One of the most recognizable faces and names in film journalism, Roger Ebert, has passed away on April 4th, 2013 at the age of 70. Ebert was a journalist at first and slid into the film critic spot at Chicago-Sun Times in the mid-sixties. He became a critic long before film studies was common humanities class or an academic discipline in colleges and universities. Perhaps that is why he was so beloved or even hated. He brought a common-guy approach that was in line with journalistic integrity with a staunch opinion. Ebert is another loss in a long line of film critics who consumed films at a voracious level, long before home video was even a possibility.
Like most nationally recognized personalities who are paid to provide their opinion, his reviews and blogs were controversial. One of the more recent discussions was his initial ill-feelings towards video games and how they were void of art. An almost unanimous backlash forced him to re-evaluate his position, and after careful consideration, he would admit that he was wrong.
But re-evaluation was also something Ebert was a champ at. One of my favorite recurring features from Ebert was in his Great Movies books: he would return to a set of films that either panned or praised in his original review and amend his opinion. This return shows his interest in understand that certain films do have patina after times, and admitting a change in opinion is not only a mature way to re-evaluate a review, but also welcomed.
While I am certainly not an avid follower, I enjoyed much of Ebert’s perspective on life, particularly of his choice to not conceal his illness and embrace his new normal like it was just another gift. After several surgeries to correct his jaw, he finally gave up on corrective surgeries, but instead became even more vocal than ever before. He embraced Twitter and blogged often, and unlike many other critics who panned the democratic world of amateur critics and bloggers, he recognized the passionate few around the world, and collected their thoughts into his own circle of correspondents.
Although I do not own any of the major books he has written, I have read through most of them. My favorite, and the only one that I do own, is The Pot and How to Use It, a conceptual book about the rice cooker and its versatility. Less of a recipe book and more of a recognition of its capabilities, I found myself attached to my own rice cooker that remained ignored.
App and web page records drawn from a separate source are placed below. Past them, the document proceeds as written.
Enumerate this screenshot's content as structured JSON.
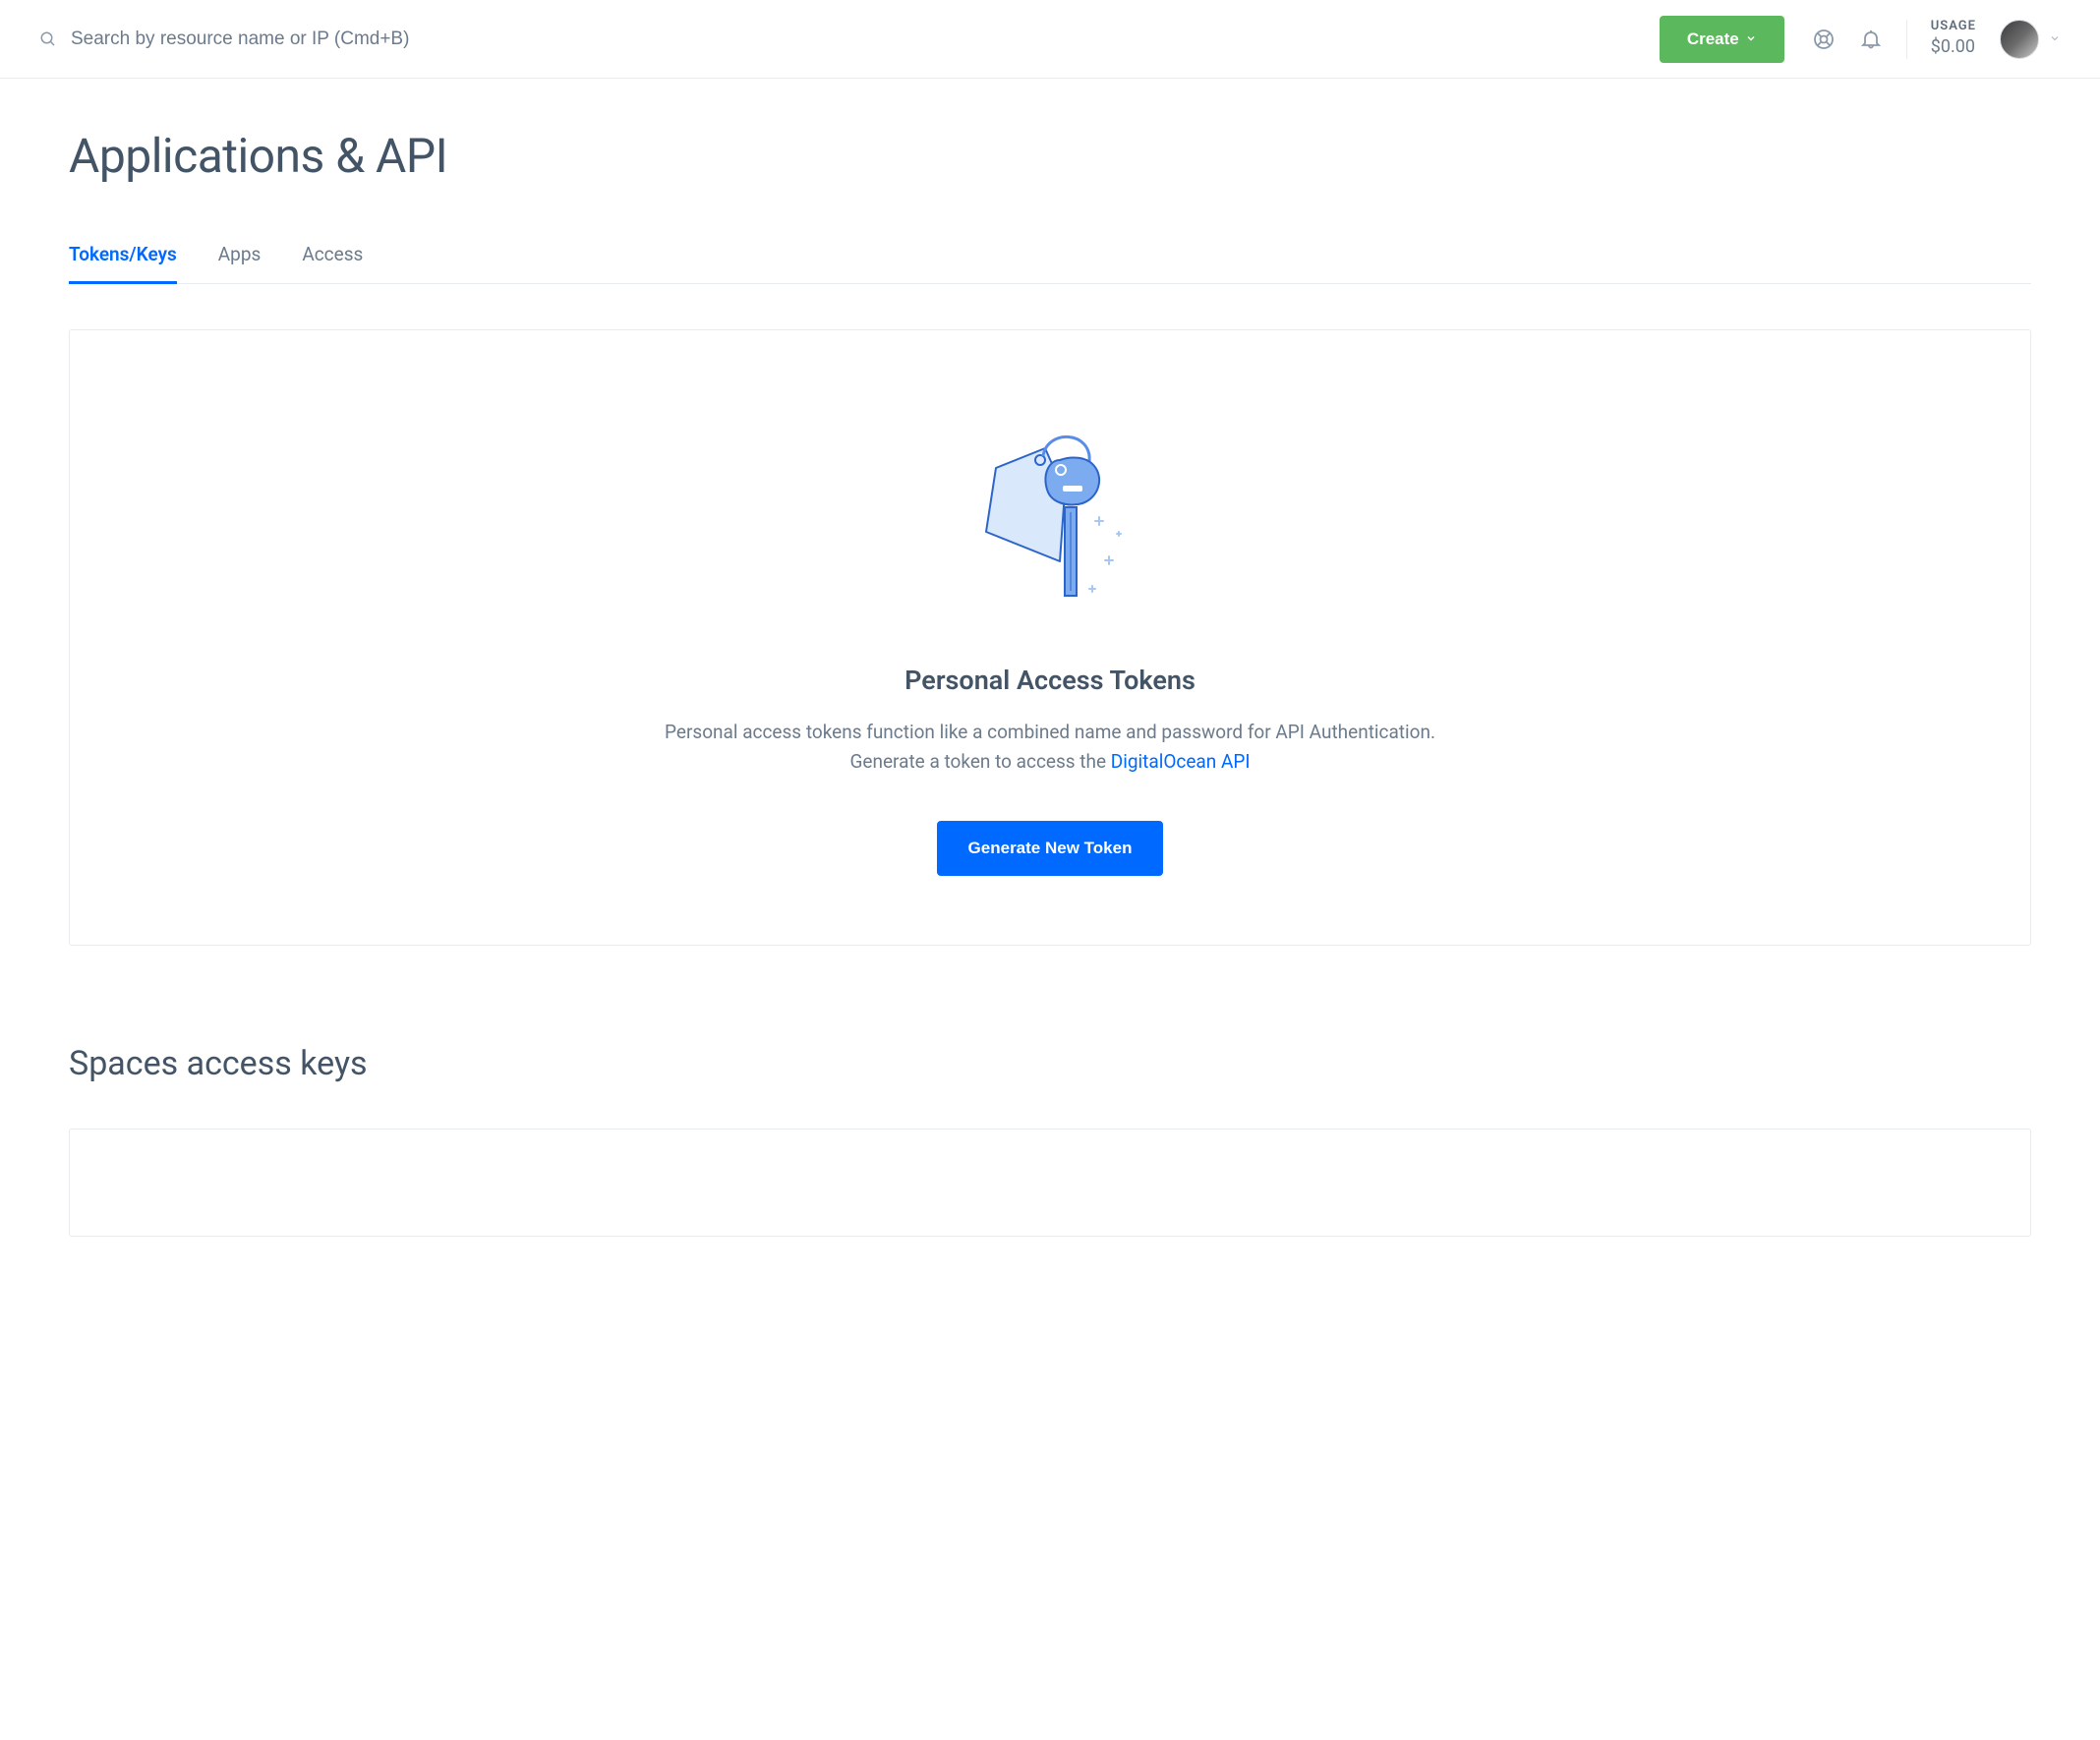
{
  "header": {
    "search_placeholder": "Search by resource name or IP (Cmd+B)",
    "create_label": "Create",
    "usage_label": "USAGE",
    "usage_amount": "$0.00"
  },
  "page": {
    "title": "Applications & API"
  },
  "tabs": [
    {
      "label": "Tokens/Keys",
      "active": true
    },
    {
      "label": "Apps",
      "active": false
    },
    {
      "label": "Access",
      "active": false
    }
  ],
  "panel": {
    "heading": "Personal Access Tokens",
    "description": "Personal access tokens function like a combined name and password for API Authentication. Generate a token to access the ",
    "link_text": "DigitalOcean API",
    "button_label": "Generate New Token"
  },
  "section": {
    "title": "Spaces access keys"
  }
}
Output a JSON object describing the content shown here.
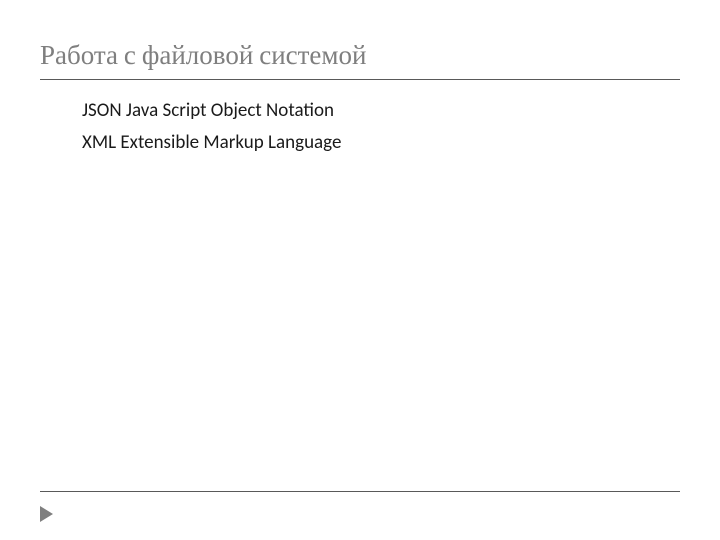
{
  "slide": {
    "title": "Работа с файловой системой",
    "bullets": [
      {
        "marker": "",
        "text": "JSON Java Script Object Notation"
      },
      {
        "marker": "",
        "text": "XML Extensible  Markup Language"
      }
    ]
  }
}
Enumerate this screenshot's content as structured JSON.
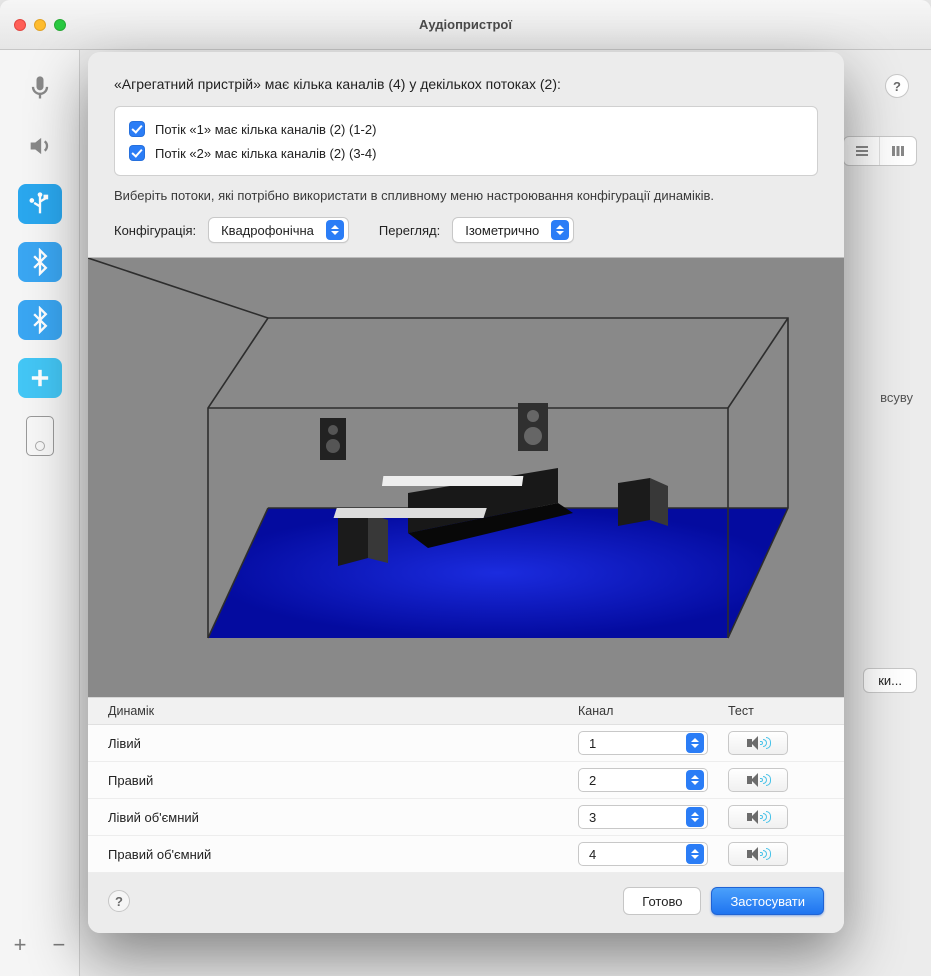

Ebert’s book turned me on to the simplicity and cost-effectiveness of this little device, and I have been making a delicious and healthy vegetarian jambalaya that lasts me days on end, a dish I will be taking with me to the Florida Film Festival this year.
Just a few days before his passing, Ebert had proclaimed that he was not going away, and would be taking a reduced role with the return of his cancer. Although it is not the first time he has been wrong, it is the most heart-breaking occasion. While Ebert is indeed gone, he has thousands of movie reviews, hundreds of blog posts, nearly a dozen books, and a handful of commentary tracks are all preserved with film and cultural criticism that is iconic and informative. Even if you disagreed with him, Roger always gave his best, and his life and work deserves two thumbs up.